--- START ---

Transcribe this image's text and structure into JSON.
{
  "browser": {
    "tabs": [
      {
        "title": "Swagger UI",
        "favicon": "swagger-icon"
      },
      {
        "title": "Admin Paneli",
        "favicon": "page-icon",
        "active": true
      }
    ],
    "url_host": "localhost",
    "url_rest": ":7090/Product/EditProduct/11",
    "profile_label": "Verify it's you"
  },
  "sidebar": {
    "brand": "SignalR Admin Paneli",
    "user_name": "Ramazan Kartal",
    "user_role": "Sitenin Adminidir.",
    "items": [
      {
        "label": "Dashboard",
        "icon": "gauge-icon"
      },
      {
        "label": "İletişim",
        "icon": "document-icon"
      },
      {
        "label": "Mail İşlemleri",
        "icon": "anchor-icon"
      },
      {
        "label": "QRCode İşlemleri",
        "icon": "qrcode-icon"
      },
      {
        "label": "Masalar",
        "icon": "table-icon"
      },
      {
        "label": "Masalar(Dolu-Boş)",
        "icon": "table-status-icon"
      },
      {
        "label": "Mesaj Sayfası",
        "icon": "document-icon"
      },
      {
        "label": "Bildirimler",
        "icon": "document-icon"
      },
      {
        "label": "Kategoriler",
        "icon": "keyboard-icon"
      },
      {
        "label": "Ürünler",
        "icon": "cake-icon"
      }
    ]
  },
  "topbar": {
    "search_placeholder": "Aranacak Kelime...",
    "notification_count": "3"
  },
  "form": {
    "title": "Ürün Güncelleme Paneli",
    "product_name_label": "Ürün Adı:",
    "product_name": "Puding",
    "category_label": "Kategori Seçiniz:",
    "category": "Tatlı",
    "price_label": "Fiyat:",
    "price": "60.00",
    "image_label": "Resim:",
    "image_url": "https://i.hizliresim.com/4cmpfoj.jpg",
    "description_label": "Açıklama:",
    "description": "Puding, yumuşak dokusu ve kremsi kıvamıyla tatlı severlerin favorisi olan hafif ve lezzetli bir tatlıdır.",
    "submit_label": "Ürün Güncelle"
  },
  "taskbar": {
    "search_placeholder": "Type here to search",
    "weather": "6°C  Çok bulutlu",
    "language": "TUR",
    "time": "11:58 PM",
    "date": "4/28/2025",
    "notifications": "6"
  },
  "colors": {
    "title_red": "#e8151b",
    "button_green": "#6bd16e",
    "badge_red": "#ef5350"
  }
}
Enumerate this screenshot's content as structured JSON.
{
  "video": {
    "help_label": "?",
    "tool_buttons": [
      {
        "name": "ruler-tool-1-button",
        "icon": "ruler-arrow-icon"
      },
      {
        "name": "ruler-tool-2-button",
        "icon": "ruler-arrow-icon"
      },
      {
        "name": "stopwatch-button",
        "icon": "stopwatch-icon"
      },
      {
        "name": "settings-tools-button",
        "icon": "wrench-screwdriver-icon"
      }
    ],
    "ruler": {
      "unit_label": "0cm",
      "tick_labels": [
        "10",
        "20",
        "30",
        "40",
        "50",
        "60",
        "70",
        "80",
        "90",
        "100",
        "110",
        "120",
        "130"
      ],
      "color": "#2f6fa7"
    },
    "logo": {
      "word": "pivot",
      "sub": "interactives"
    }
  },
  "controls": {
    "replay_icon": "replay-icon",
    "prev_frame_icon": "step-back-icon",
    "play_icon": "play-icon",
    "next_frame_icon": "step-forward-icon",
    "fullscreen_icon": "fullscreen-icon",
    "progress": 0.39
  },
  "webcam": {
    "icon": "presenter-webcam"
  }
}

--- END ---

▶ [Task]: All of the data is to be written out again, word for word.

▶ [Solution to this task]:
Transcribe this image's text and structure into JSON.
{
  "browser": {
    "tabs": [
      {
        "title": "Swagger UI",
        "favicon": "swagger-icon"
      },
      {
        "title": "Admin Paneli",
        "favicon": "page-icon",
        "active": true
      }
    ],
    "url_host": "localhost",
    "url_rest": ":7090/Product/EditProduct/11",
    "profile_label": "Verify it's you"
  },
  "sidebar": {
    "brand": "SignalR Admin Paneli",
    "user_name": "Ramazan Kartal",
    "user_role": "Sitenin Adminidir.",
    "items": [
      {
        "label": "Dashboard",
        "icon": "gauge-icon"
      },
      {
        "label": "İletişim",
        "icon": "document-icon"
      },
      {
        "label": "Mail İşlemleri",
        "icon": "anchor-icon"
      },
      {
        "label": "QRCode İşlemleri",
        "icon": "qrcode-icon"
      },
      {
        "label": "Masalar",
        "icon": "table-icon"
      },
      {
        "label": "Masalar(Dolu-Boş)",
        "icon": "table-status-icon"
      },
      {
        "label": "Mesaj Sayfası",
        "icon": "document-icon"
      },
      {
        "label": "Bildirimler",
        "icon": "document-icon"
      },
      {
        "label": "Kategoriler",
        "icon": "keyboard-icon"
      },
      {
        "label": "Ürünler",
        "icon": "cake-icon"
      }
    ]
  },
  "topbar": {
    "search_placeholder": "Aranacak Kelime...",
    "notification_count": "3"
  },
  "form": {
    "title": "Ürün Güncelleme Paneli",
    "product_name_label": "Ürün Adı:",
    "product_name": "Puding",
    "category_label": "Kategori Seçiniz:",
    "category": "Tatlı",
    "price_label": "Fiyat:",
    "price": "60.00",
    "image_label": "Resim:",
    "image_url": "https://i.hizliresim.com/4cmpfoj.jpg",
    "description_label": "Açıklama:",
    "description": "Puding, yumuşak dokusu ve kremsi kıvamıyla tatlı severlerin favorisi olan hafif ve lezzetli bir tatlıdır.",
    "submit_label": "Ürün Güncelle"
  },
  "taskbar": {
    "search_placeholder": "Type here to search",
    "weather": "6°C  Çok bulutlu",
    "language": "TUR",
    "time": "11:58 PM",
    "date": "4/28/2025",
    "notifications": "6"
  },
  "colors": {
    "title_red": "#e8151b",
    "button_green": "#6bd16e",
    "badge_red": "#ef5350"
  }
}
Enumerate this screenshot's content as structured JSON.
{
  "video": {
    "help_label": "?",
    "tool_buttons": [
      {
        "name": "ruler-tool-1-button",
        "icon": "ruler-arrow-icon"
      },
      {
        "name": "ruler-tool-2-button",
        "icon": "ruler-arrow-icon"
      },
      {
        "name": "stopwatch-button",
        "icon": "stopwatch-icon"
      },
      {
        "name": "settings-tools-button",
        "icon": "wrench-screwdriver-icon"
      }
    ],
    "ruler": {
      "unit_label": "0cm",
      "tick_labels": [
        "10",
        "20",
        "30",
        "40",
        "50",
        "60",
        "70",
        "80",
        "90",
        "100",
        "110",
        "120",
        "130"
      ],
      "color": "#2f6fa7"
    },
    "logo": {
      "word": "pivot",
      "sub": "interactives"
    }
  },
  "controls": {
    "replay_icon": "replay-icon",
    "prev_frame_icon": "step-back-icon",
    "play_icon": "play-icon",
    "next_frame_icon": "step-forward-icon",
    "fullscreen_icon": "fullscreen-icon",
    "progress": 0.39
  },
  "webcam": {
    "icon": "presenter-webcam"
  }
}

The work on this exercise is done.